■ Problem requirements ■
Check each line of the data below for the string "Agent", then state how many have it and nothing else.
Excerpted data below:
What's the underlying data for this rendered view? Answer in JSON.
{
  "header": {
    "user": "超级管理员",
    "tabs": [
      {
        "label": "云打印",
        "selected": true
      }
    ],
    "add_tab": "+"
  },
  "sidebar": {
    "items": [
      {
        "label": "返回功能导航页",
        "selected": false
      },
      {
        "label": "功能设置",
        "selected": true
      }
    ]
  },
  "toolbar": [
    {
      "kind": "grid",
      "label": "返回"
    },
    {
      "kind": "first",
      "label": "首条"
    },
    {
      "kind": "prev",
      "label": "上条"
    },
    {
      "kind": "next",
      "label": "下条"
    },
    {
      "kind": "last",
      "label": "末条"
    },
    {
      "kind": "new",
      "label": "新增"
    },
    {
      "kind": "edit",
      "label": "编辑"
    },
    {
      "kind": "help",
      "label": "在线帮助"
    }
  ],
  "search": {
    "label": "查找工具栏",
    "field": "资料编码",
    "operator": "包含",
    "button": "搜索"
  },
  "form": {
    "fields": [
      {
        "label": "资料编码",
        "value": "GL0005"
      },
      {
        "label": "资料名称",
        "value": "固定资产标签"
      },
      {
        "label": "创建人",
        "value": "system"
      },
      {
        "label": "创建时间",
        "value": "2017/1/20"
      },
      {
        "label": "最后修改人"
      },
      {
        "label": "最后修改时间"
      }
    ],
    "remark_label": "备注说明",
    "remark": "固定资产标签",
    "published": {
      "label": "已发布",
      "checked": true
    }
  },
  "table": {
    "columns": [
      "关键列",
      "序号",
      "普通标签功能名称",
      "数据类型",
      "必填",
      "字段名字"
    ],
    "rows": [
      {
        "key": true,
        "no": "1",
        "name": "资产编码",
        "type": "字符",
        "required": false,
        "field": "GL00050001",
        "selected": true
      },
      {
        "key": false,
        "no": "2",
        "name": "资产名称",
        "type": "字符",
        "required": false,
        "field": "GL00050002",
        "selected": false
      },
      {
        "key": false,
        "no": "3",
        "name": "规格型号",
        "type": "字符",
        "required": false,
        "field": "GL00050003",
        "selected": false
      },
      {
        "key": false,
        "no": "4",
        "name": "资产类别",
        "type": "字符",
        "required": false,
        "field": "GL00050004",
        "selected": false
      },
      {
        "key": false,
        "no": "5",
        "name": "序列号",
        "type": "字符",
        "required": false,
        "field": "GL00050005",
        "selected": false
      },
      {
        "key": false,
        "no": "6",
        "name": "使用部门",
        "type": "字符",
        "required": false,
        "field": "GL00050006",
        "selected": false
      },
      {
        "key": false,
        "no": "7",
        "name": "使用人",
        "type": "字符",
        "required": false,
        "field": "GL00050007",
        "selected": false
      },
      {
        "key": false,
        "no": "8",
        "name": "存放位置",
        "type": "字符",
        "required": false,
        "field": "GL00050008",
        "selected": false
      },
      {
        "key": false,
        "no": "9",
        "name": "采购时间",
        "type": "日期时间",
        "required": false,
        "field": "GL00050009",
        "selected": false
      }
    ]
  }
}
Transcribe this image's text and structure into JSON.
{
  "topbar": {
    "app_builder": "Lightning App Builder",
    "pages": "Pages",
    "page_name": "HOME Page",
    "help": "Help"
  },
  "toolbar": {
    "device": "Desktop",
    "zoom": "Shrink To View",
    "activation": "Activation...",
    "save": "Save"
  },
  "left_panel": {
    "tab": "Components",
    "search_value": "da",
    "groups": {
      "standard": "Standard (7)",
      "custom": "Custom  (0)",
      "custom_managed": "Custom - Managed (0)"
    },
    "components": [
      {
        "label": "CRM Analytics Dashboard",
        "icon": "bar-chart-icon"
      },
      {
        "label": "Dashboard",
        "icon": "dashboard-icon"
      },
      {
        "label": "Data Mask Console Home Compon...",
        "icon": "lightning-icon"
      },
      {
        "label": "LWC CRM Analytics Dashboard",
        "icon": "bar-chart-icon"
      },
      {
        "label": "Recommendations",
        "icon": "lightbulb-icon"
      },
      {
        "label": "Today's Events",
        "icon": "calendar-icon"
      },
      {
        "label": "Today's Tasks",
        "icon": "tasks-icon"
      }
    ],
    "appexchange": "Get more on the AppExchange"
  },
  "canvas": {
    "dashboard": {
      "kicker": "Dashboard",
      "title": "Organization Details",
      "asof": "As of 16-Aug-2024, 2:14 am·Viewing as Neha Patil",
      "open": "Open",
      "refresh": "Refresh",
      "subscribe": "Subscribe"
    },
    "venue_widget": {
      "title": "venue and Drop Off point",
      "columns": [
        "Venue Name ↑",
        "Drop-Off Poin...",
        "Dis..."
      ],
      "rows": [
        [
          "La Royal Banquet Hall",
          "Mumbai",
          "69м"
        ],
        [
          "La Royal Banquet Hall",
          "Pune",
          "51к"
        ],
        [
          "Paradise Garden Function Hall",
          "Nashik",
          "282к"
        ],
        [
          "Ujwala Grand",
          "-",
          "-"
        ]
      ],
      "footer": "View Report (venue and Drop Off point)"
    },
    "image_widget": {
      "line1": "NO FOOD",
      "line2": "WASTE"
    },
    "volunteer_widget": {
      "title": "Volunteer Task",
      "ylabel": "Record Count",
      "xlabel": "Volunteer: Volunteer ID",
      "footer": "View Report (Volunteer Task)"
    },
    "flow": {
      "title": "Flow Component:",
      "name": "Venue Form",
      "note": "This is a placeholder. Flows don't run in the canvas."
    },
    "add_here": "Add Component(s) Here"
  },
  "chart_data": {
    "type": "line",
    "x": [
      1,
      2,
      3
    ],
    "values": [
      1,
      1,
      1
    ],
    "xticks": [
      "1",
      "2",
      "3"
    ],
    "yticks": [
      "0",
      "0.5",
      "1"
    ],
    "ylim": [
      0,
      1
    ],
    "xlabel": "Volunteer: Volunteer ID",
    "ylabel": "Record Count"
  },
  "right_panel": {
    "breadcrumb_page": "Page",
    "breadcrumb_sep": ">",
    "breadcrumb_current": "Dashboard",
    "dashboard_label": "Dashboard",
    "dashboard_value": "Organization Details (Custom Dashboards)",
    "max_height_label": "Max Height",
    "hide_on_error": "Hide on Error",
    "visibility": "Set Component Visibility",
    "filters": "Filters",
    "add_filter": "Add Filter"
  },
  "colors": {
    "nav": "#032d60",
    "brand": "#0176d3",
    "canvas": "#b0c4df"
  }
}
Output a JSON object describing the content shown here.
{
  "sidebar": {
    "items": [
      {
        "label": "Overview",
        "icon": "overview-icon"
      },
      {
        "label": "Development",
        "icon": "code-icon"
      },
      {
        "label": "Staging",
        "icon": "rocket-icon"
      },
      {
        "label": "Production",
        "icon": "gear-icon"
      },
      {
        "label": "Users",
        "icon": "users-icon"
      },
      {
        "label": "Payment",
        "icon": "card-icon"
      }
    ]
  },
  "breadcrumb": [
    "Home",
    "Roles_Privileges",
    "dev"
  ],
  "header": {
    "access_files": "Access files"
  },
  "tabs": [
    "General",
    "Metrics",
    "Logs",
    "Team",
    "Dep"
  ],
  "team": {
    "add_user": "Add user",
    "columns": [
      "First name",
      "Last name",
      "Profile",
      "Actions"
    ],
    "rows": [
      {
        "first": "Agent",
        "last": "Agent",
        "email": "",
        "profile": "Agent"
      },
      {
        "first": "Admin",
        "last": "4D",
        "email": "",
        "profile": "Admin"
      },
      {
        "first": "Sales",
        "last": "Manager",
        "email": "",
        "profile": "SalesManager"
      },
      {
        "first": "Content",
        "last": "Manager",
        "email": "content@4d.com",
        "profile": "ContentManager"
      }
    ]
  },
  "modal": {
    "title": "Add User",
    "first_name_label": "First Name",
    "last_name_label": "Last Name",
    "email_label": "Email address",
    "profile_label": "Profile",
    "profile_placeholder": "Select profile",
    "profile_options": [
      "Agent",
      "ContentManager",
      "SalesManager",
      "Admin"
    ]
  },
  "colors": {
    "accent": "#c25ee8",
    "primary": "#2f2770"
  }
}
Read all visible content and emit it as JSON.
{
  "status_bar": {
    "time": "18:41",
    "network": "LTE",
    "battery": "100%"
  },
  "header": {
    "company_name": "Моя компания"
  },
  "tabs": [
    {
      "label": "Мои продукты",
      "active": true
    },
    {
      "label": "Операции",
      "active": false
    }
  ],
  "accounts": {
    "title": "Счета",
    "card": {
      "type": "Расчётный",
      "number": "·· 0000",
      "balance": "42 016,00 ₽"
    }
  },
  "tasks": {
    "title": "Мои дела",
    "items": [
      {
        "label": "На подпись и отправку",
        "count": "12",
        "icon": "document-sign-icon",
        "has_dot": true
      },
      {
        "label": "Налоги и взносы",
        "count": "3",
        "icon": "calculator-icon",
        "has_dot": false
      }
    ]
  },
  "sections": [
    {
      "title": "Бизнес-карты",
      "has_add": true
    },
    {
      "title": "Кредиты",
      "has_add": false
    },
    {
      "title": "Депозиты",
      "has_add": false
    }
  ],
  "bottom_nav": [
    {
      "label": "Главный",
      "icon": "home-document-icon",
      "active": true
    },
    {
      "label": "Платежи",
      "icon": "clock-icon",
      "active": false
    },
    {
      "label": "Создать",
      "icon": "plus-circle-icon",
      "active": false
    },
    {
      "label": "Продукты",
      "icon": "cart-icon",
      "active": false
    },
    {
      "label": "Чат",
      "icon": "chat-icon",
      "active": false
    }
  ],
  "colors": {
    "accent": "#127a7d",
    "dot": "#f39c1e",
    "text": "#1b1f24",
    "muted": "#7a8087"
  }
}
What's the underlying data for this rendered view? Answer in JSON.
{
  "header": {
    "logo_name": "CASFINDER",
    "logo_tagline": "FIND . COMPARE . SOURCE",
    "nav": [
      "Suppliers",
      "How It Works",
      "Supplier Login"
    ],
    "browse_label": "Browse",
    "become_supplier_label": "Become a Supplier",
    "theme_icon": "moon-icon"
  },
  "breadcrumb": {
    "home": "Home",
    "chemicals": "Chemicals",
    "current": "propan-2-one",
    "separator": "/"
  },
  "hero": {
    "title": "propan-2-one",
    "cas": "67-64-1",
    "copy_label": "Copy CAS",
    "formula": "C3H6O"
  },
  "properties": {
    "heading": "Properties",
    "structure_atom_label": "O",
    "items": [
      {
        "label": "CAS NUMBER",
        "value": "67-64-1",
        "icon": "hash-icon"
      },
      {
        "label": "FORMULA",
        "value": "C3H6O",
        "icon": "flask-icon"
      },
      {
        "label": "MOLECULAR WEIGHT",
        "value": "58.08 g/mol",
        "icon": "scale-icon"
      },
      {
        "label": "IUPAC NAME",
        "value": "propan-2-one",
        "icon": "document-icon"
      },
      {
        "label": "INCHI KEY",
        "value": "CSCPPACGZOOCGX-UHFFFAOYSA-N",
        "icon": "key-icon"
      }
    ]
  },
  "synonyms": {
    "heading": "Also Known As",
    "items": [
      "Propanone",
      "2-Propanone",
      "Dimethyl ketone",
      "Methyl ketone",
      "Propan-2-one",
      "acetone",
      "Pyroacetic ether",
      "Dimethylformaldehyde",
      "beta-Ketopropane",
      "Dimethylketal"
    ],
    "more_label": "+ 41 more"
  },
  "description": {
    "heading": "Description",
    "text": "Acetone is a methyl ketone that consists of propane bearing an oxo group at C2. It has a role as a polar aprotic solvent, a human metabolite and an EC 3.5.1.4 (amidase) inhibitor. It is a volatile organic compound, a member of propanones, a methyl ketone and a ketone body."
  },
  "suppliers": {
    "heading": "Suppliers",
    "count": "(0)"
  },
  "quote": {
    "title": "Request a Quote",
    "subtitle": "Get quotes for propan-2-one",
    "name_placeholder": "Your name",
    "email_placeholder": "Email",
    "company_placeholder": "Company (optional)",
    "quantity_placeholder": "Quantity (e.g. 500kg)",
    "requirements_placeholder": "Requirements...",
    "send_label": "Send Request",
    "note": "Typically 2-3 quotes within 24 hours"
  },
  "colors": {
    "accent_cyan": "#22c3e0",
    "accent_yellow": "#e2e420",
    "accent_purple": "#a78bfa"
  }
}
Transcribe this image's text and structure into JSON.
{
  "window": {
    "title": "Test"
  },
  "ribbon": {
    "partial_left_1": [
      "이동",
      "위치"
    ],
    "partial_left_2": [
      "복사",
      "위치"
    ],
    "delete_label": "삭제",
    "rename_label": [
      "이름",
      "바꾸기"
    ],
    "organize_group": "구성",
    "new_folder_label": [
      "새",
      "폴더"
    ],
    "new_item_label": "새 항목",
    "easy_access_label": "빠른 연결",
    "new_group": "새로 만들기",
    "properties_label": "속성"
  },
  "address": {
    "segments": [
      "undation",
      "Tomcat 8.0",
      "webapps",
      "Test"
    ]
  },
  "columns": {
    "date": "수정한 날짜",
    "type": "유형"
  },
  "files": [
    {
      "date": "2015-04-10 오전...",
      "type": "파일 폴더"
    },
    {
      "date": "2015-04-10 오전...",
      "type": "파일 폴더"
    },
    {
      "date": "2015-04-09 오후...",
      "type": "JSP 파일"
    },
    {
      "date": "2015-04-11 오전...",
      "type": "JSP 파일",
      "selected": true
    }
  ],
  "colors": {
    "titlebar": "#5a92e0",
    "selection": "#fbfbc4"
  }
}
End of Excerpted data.
■ Your response ■
4